When Charles Lindbergh landed in Paris in 1927, he became one of the most famous men in the world. Reporters and authors leapt at the chance to write about his life, not always distinguishing fact from fiction. In response, Lindbergh decided to become his own biographer to set the record straight.
Just a few months after his famous flight, Lindbergh wrote We, published by G. P. Putnam's Sons. Putnam had hired a ghostwriter, but Lindbergh was so unhappy with the draft that he dismissed the work and spent just three weeks his own story. It became an instant hit.
The only time Lindbergh ever kept a formal journal was the period between 1938 and 1945. In an edited form, this was published as The Wartime Journals of Charles A. Lindbergh (1970).
In 1948 he published Of Flight and Life, a reflective memoir and a consideration of the prospect of an “Atomic Age War” and the potential collapse of western civilization and spiritual values.

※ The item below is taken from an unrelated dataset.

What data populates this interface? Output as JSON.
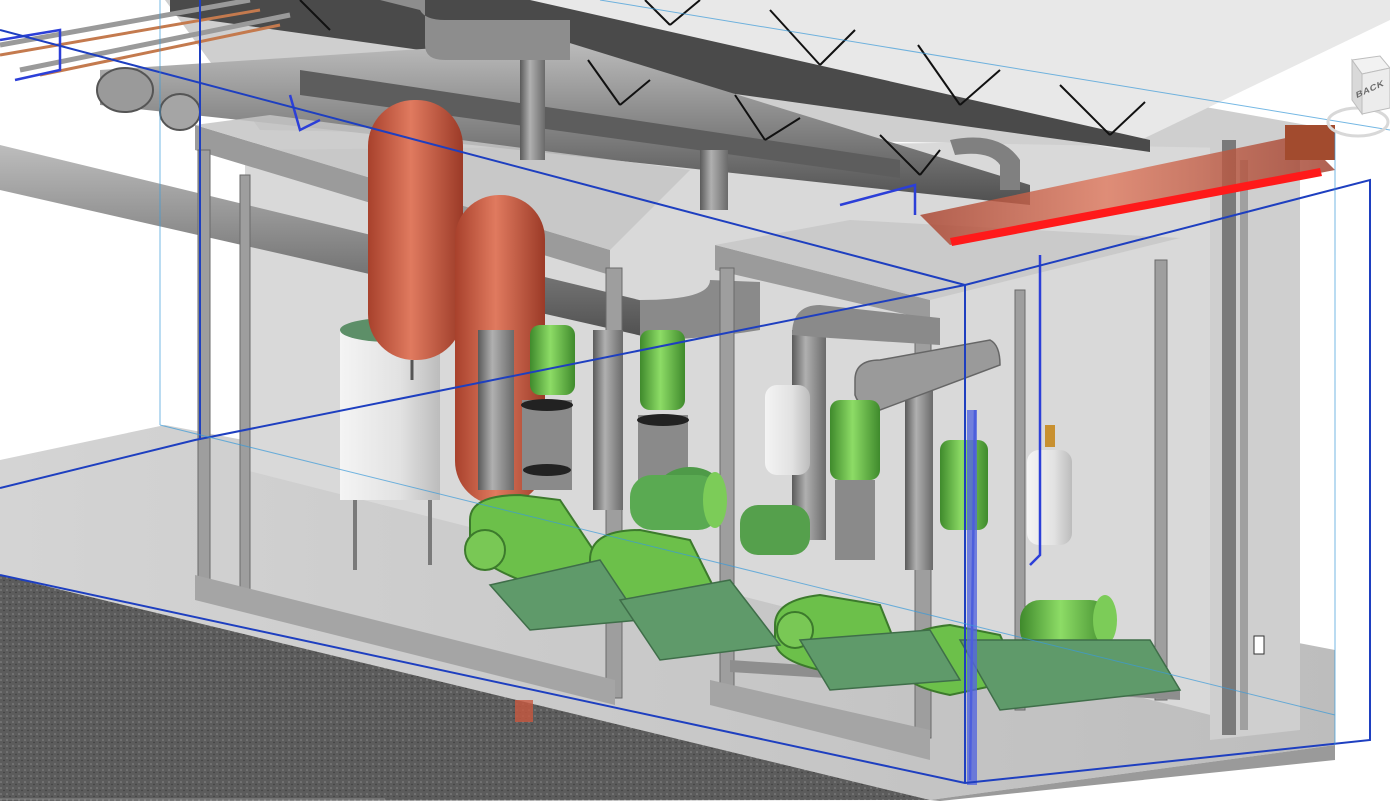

In 1953, Lindbergh published The Spirit of St. Louis, which was awarded the Pulitzer Prize for autobiography in 1954. Spending more than a 14 years working on the manuscript, Lindbergh again recounted the tale of his famous flight, incorporating flashbacks to his youth and early career in aviation.
In the mid-1960s, Lindbergh worked with the Minnesota Historical Society to develop a historic site at his boyhood home in Little Falls. Between 1966 and 1973 Lindbergh visited the site at least seven times and wrote letters containing his reminiscences of life on the farm as interpretive background. These letters were published as Boyhood on the Upper Mississippi in 1972 (issued in 2002 as Lindbergh Looks Back.)

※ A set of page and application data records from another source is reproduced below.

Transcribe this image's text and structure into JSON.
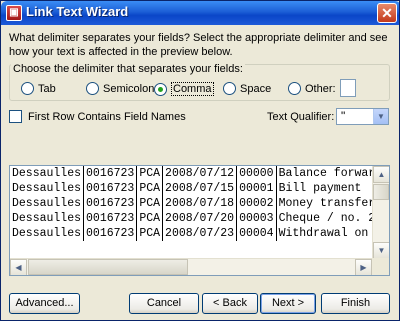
{
  "window": {
    "title": "Link Text Wizard",
    "close": "✕",
    "icon_glyph": "▣"
  },
  "instructions": "What delimiter separates your fields? Select the appropriate delimiter and see how your text is affected in the preview below.",
  "delimiter": {
    "legend": "Choose the delimiter that separates your fields:",
    "options": [
      {
        "label": "Tab",
        "selected": false
      },
      {
        "label": "Semicolon",
        "selected": false
      },
      {
        "label": "Comma",
        "selected": true
      },
      {
        "label": "Space",
        "selected": false
      },
      {
        "label": "Other:",
        "selected": false
      }
    ],
    "other_value": ""
  },
  "first_row": {
    "label": "First Row Contains Field Names",
    "checked": false
  },
  "text_qualifier": {
    "label": "Text Qualifier:",
    "value": "\""
  },
  "preview": {
    "rows": [
      [
        "Dessaulles",
        "0016723",
        "PCA",
        "2008/07/12",
        "00000",
        "Balance forwar"
      ],
      [
        "Dessaulles",
        "0016723",
        "PCA",
        "2008/07/15",
        "00001",
        "Bill payment"
      ],
      [
        "Dessaulles",
        "0016723",
        "PCA",
        "2008/07/18",
        "00002",
        "Money transfer"
      ],
      [
        "Dessaulles",
        "0016723",
        "PCA",
        "2008/07/20",
        "00003",
        "Cheque / no. 2"
      ],
      [
        "Dessaulles",
        "0016723",
        "PCA",
        "2008/07/23",
        "00004",
        "Withdrawal on"
      ]
    ]
  },
  "buttons": {
    "advanced": "Advanced...",
    "cancel": "Cancel",
    "back": "< Back",
    "next": "Next >",
    "finish": "Finish"
  },
  "colors": {
    "title_bar": "#0a46c8",
    "dialog_bg": "#ece9d8",
    "accent_radio": "#21a121"
  }
}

For three decades he recorded snippets of conversations, lists of names, dates and places important to the family, leaving almost no stone unturned – except for the kidnapping of his first child, Charles, Jr. which he omitted completely.

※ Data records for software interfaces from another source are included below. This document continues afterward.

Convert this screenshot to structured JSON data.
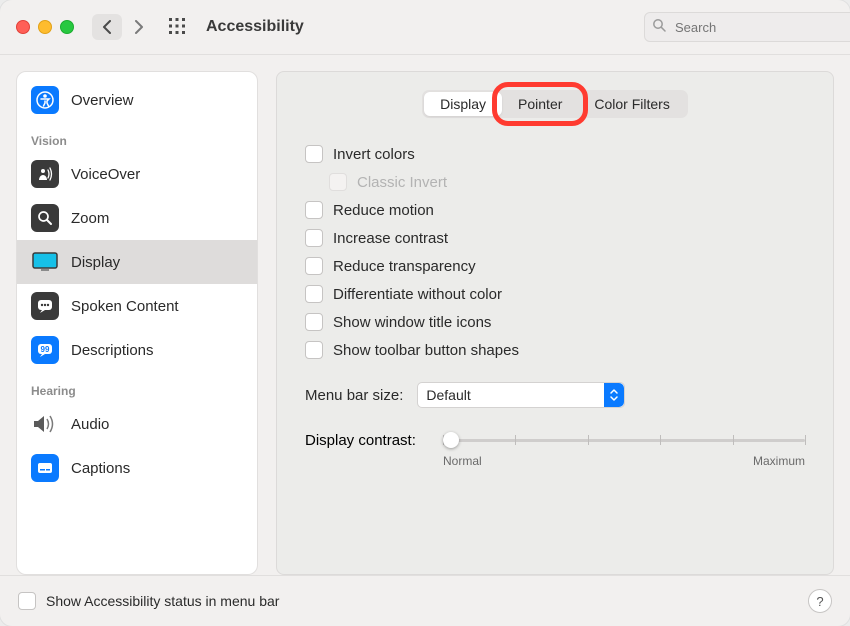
{
  "window": {
    "title": "Accessibility"
  },
  "search": {
    "placeholder": "Search"
  },
  "sidebar": {
    "items": [
      {
        "label": "Overview"
      },
      {
        "label": "VoiceOver"
      },
      {
        "label": "Zoom"
      },
      {
        "label": "Display"
      },
      {
        "label": "Spoken Content"
      },
      {
        "label": "Descriptions"
      },
      {
        "label": "Audio"
      },
      {
        "label": "Captions"
      }
    ],
    "headings": {
      "vision": "Vision",
      "hearing": "Hearing"
    }
  },
  "tabs": {
    "display": "Display",
    "pointer": "Pointer",
    "color_filters": "Color Filters"
  },
  "options": {
    "invert_colors": "Invert colors",
    "classic_invert": "Classic Invert",
    "reduce_motion": "Reduce motion",
    "increase_contrast": "Increase contrast",
    "reduce_transparency": "Reduce transparency",
    "differentiate_without_color": "Differentiate without color",
    "show_window_title_icons": "Show window title icons",
    "show_toolbar_button_shapes": "Show toolbar button shapes"
  },
  "menubar": {
    "label": "Menu bar size:",
    "value": "Default"
  },
  "contrast": {
    "label": "Display contrast:",
    "min": "Normal",
    "max": "Maximum"
  },
  "footer": {
    "show_status": "Show Accessibility status in menu bar"
  },
  "help": "?"
}
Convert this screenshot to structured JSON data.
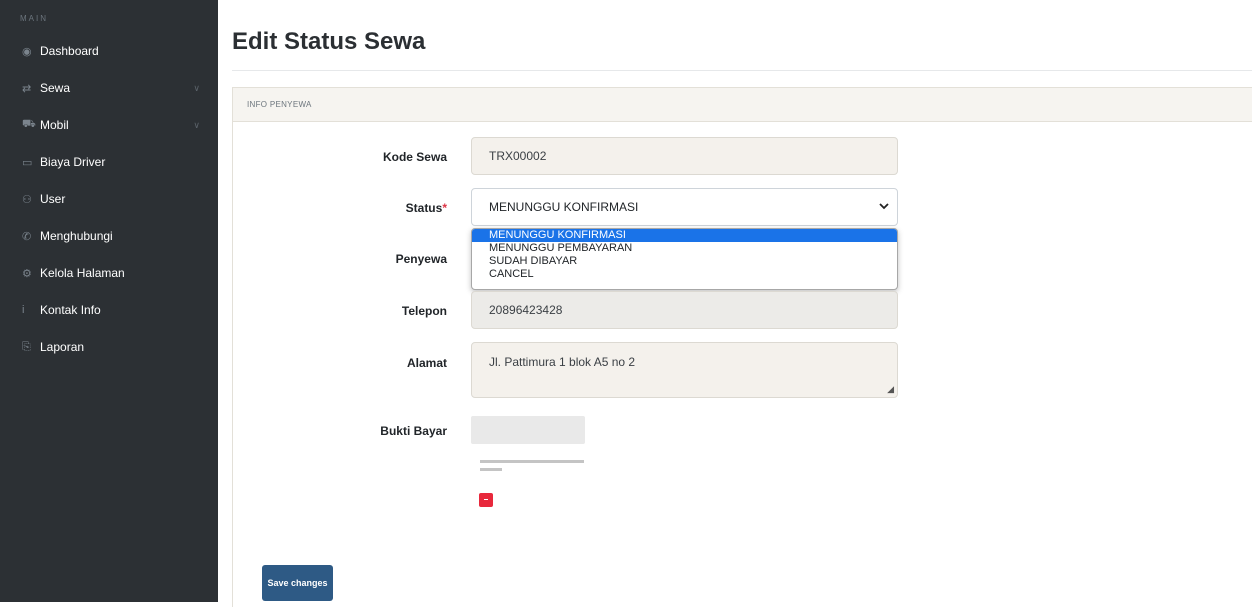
{
  "sidebar": {
    "section_label": "MAIN",
    "items": [
      {
        "label": "Dashboard",
        "icon": "tachometer-icon",
        "glyph": "◉",
        "has_submenu": false
      },
      {
        "label": "Sewa",
        "icon": "exchange-icon",
        "glyph": "⇄",
        "has_submenu": true
      },
      {
        "label": "Mobil",
        "icon": "car-icon",
        "glyph": "⛟",
        "has_submenu": true
      },
      {
        "label": "Biaya Driver",
        "icon": "money-icon",
        "glyph": "▭",
        "has_submenu": false
      },
      {
        "label": "User",
        "icon": "users-icon",
        "glyph": "⚇",
        "has_submenu": false
      },
      {
        "label": "Menghubungi",
        "icon": "phone-icon",
        "glyph": "✆",
        "has_submenu": false
      },
      {
        "label": "Kelola Halaman",
        "icon": "gear-icon",
        "glyph": "⚙",
        "has_submenu": false
      },
      {
        "label": "Kontak Info",
        "icon": "info-icon",
        "glyph": "i",
        "has_submenu": false
      },
      {
        "label": "Laporan",
        "icon": "report-icon",
        "glyph": "⎘",
        "has_submenu": false
      }
    ],
    "chevron_glyph": "∨"
  },
  "page": {
    "title": "Edit Status Sewa"
  },
  "card": {
    "header": "INFO PENYEWA"
  },
  "form": {
    "kode_sewa": {
      "label": "Kode Sewa",
      "value": "TRX00002"
    },
    "status": {
      "label": "Status",
      "required_mark": "*",
      "selected": "MENUNGGU KONFIRMASI",
      "options": [
        "MENUNGGU KONFIRMASI",
        "MENUNGGU PEMBAYARAN",
        "SUDAH DIBAYAR",
        "CANCEL"
      ]
    },
    "penyewa": {
      "label": "Penyewa"
    },
    "telepon": {
      "label": "Telepon",
      "value": "20896423428"
    },
    "alamat": {
      "label": "Alamat",
      "value": "Jl. Pattimura 1 blok A5 no 2"
    },
    "bukti_bayar": {
      "label": "Bukti Bayar"
    }
  },
  "actions": {
    "save_label": "Save changes"
  },
  "colors": {
    "sidebar_bg": "#2c3034",
    "primary_button": "#2e5a85",
    "required": "#dc3545",
    "dropdown_highlight": "#1a73e8",
    "delete_button": "#e8283c"
  }
}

In 1974, when he knew he was dying, Lindbergh gave these thousand-plus pages of manuscript to his friend and publisher, William Jovanovich, who worked with Yale archivist Judith Schiff to create Autobiography of Values, published posthumously in 1978.